People would have rubbed their eyes in disbelief as they saw Narine coming out to open with Gambhir. Somebody tuning into the match for the first time, for a moment, may have thought that KKR were seven or eight down and completely in shambles. Was everything right in the KKR camp? What was the logic behind sending a certified tail-ender to open? Even if was a strategic move, wasn't the concept of pinch-hitter a dated one?
In any case, such moves look brilliant when they come off and ugly when they don't. Gambhir took that gamble. It came off on Thursday and how! Narine smashed the KXKIP bowlers all around the park scoring 37 off 18 balls, which included four hits to the boundary and three over it. He fell in his effort to clear the boundary once more, but did the job that he was sent out to do with perfection with KKR were off to a rollicking start.
The move, though KXIP captain Maxwell denied it at the end of the match, would have caught them a bit off guard. Surely nobody would have expected this. Gambhir and the rest of the KKR think-tank thought out of the box and stole a march over their opponents. What that move also accomplished was that it got some productivity out of Narine as a batsman. He would otherwise have come in at nine or 10 and contributed precious little. It was a gamble to have him open, but there was nothing to be lost, and Narine's runs were in the end a bonus. "I need to start trusting Narine with the bat now," quipped Gambhir after the match.

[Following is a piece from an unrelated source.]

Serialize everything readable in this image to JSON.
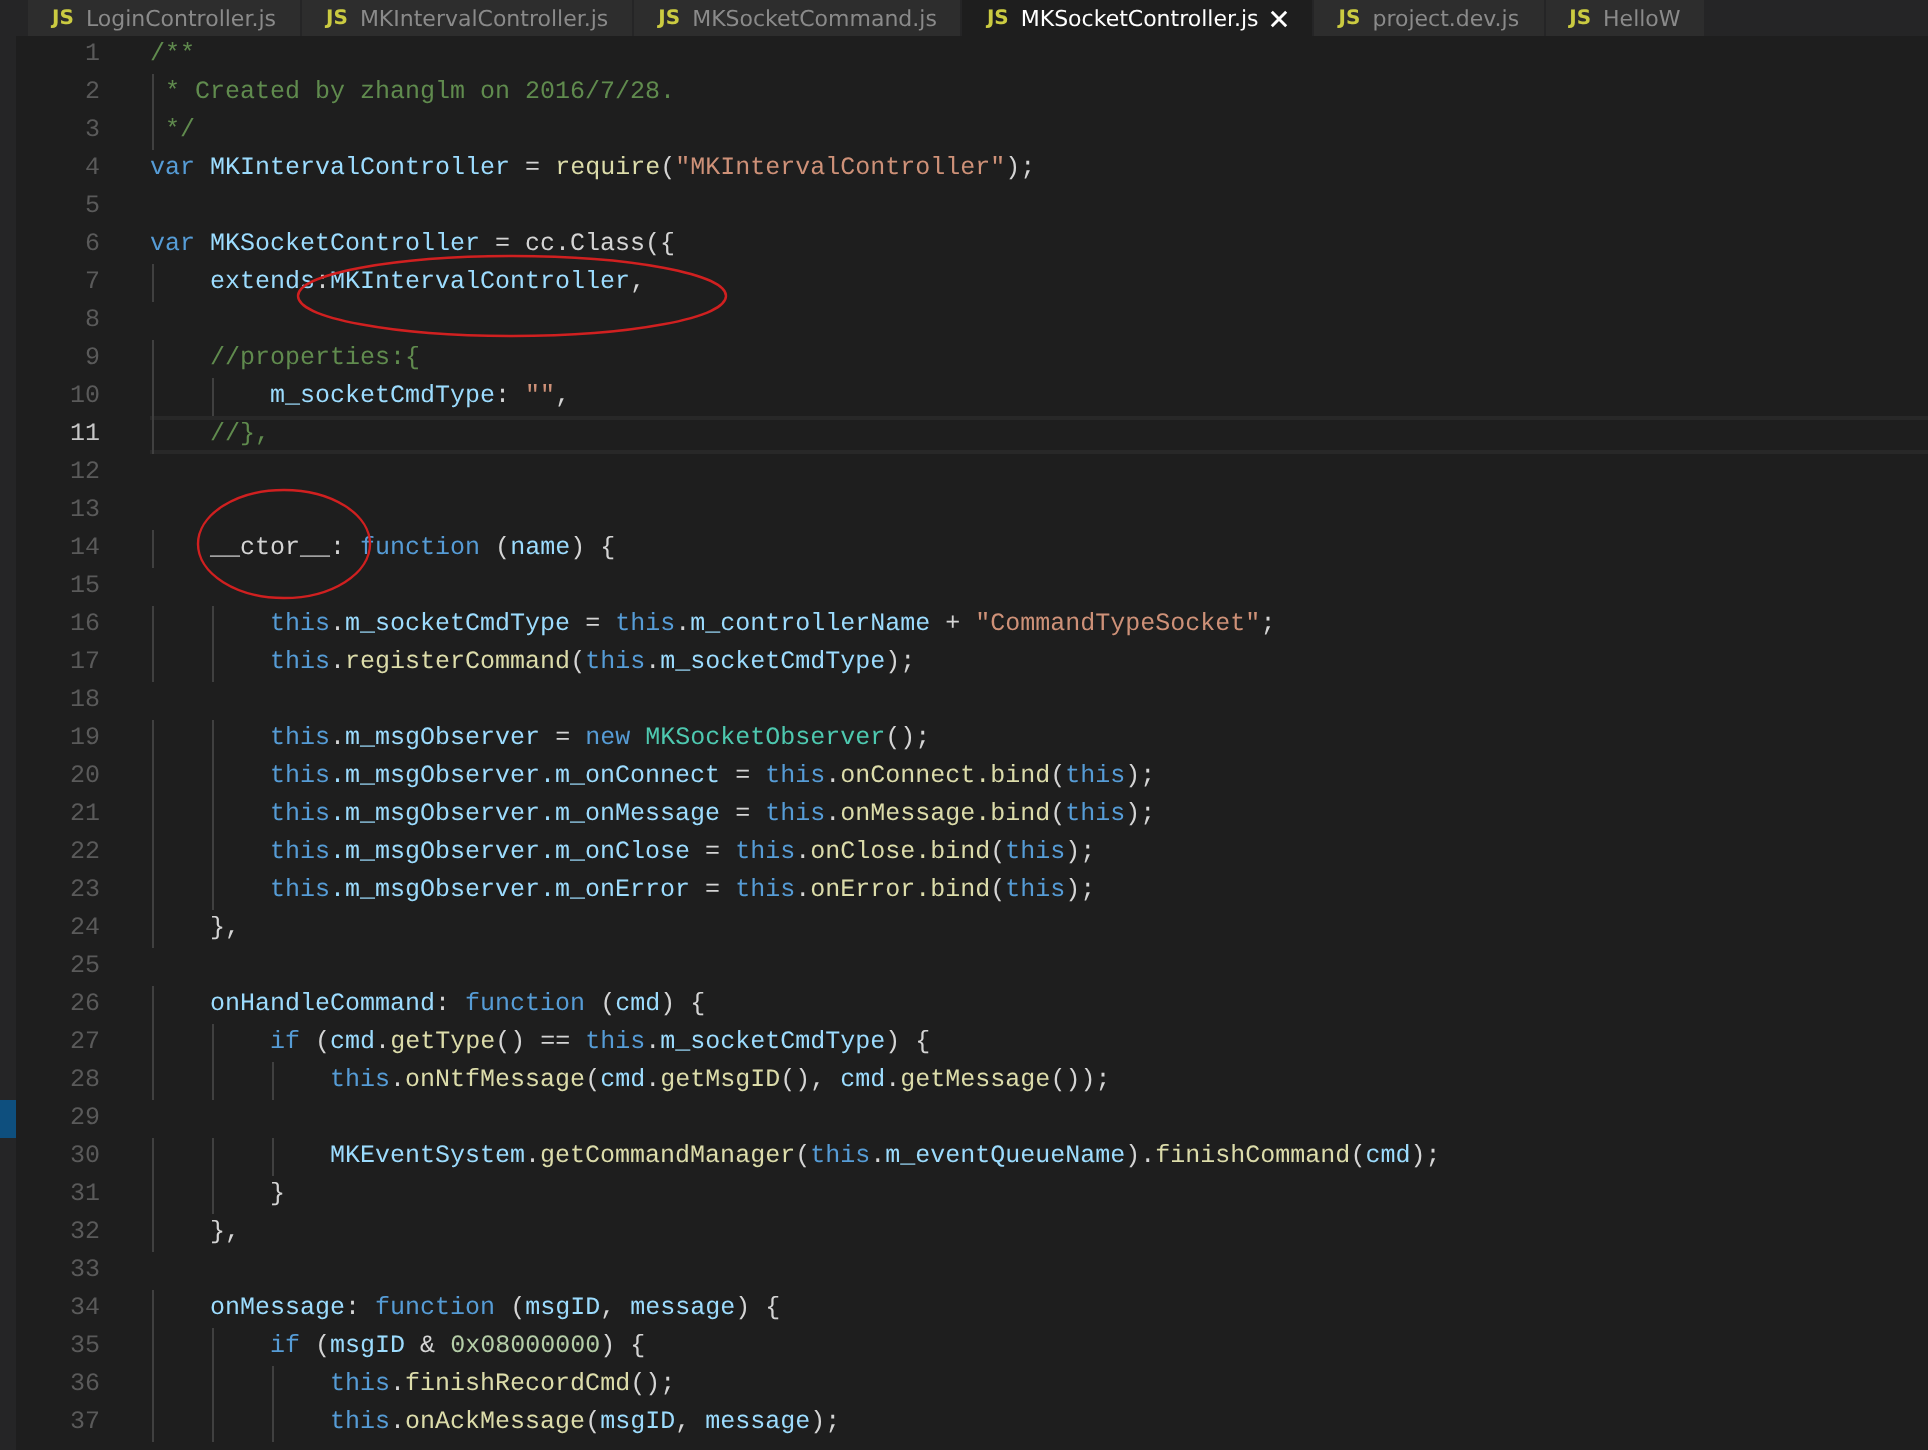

KKR will also be happy at the form of their captain and one of the batting pillars Gambhir. He looked completely in command during his 49-ball unbeaten 72 and notched up his 33rd IPL fifty in the process — the highest overall along with David Warner, and the 28th as the captain. The form of Manish Pandey would also make the KKR camp happy.
But they would do well to not get too carried away with their happiness. It was a comprehensive win in the end, but one far from being flawless. Unfortunately for KXIP, they failed to make KKR pay for their goof-ups. KKR also missed a trick on Thursday by dropping Kuldeep in favour of Chawla. If they are not playing Shakib Hasan, Narine and Kuldeep is the best spin combination they have, and Chawla didn't exactly set the stage on fire against KXIP. Also since Woakes have not done much, and if they are going to play New Zealand all-rounder Colin de Grandhomme as they did in this match, there may be a case for having Shakib in the starting XI. Also at some point KKR need to give Rovman Powell a chance and see what he does.
Gambhir and Co got their second win of the season, and it would boost their morale no doubt, but they can't escape criticism. If they don't rectify the malaise that seems to have afflicted them, they won't go far in the competition. Sooner or later, the dropped catches and runs conceded on the field would come to haunt them, if they don't so anything about it.